The best rewards credit cards provide cash back, points, or miles for eligible purchases you make with your card. You could also earn credit card rewards through earning sign-up bonuses and welcome offers provided by different card issuers on certain cards.
Which credit cards will be impacted the most if the CCCA passes?
Any credit card that earns rewards, especially the best travel credit cards, will likely see the largest impact if the CCCA passes. This is because credit card issuers would have to recoup billions of dollars in lost revenue from fewer credit card transactions on their networks, which would probably result in gutted rewards programs.
In other words, reasonably expect far less rewards earning potential, fewer benefits, and potentially higher annual fees. That could include annual fees on credit cards that previously had none.
What other industries will be impacted if the CCCA passes?
Any industry that currently leverages and benefits from loyalty programs, including the airline and hotel industries, will be impacted if the CCCA passes. Fewer opportunities to earn credit card rewards means far fewer flights and hotel stays (both with cash and rewards), effectively reducing the number of travelers worldwide.
As we saw during the pandemic, decreased travel has wide-reaching impacts on the global economy. An estimated 100 to 120 million direct tourism jobs were at risk in 2020, according to the World Tourism Organization.
Supporters of the Credit Card Competition Act of 2023 include U.S. Representatives Zoe Lofgren (D-CA-18) and Lance Gooden (R-TX-05), along with U.S. Senators Dick Durbin (D-IL), Roger Marshall, M.D. (R-KS), Peter Welch (D-VT), and J.D. Vance (R-OH).
They suggest it will be good for consumers, but that might not be the case at all. In the end, if the bill passes, it might just be large retailers and secondary payment networks, such as Discover and American Express, that benefit the most.

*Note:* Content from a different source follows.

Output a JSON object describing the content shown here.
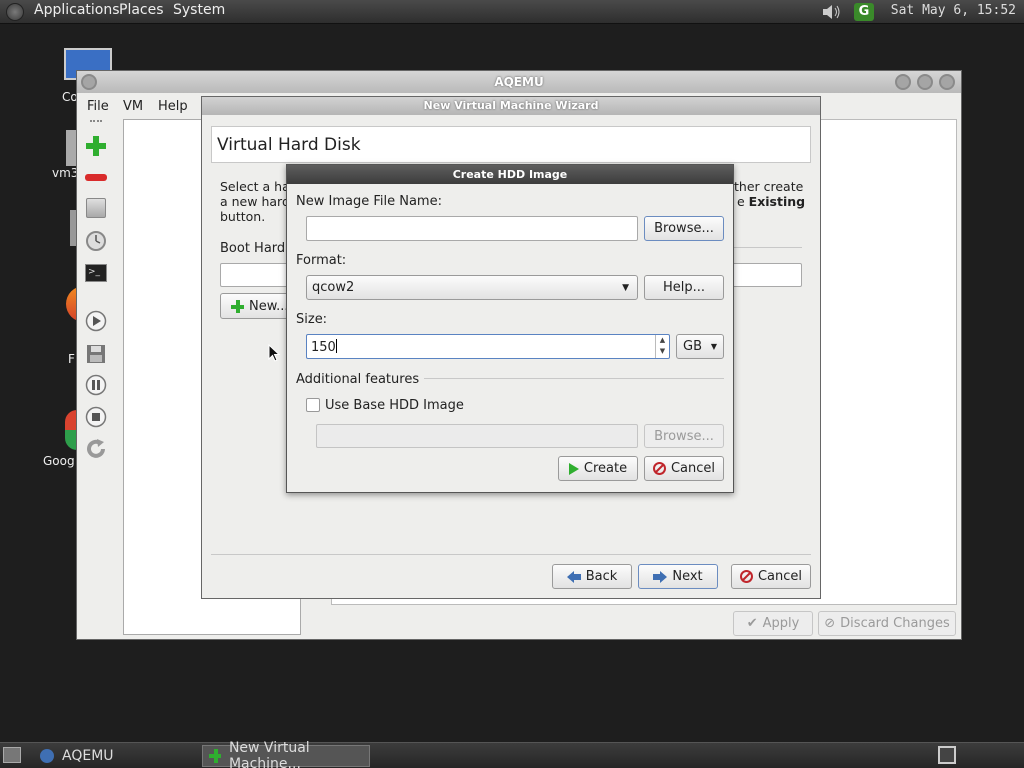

Consumers could have the most to lose, with no guarantee that retail prices will go down as a result of interchange fee competition. And if we could lose our valuable credit card rewards, too, what do we have to gain?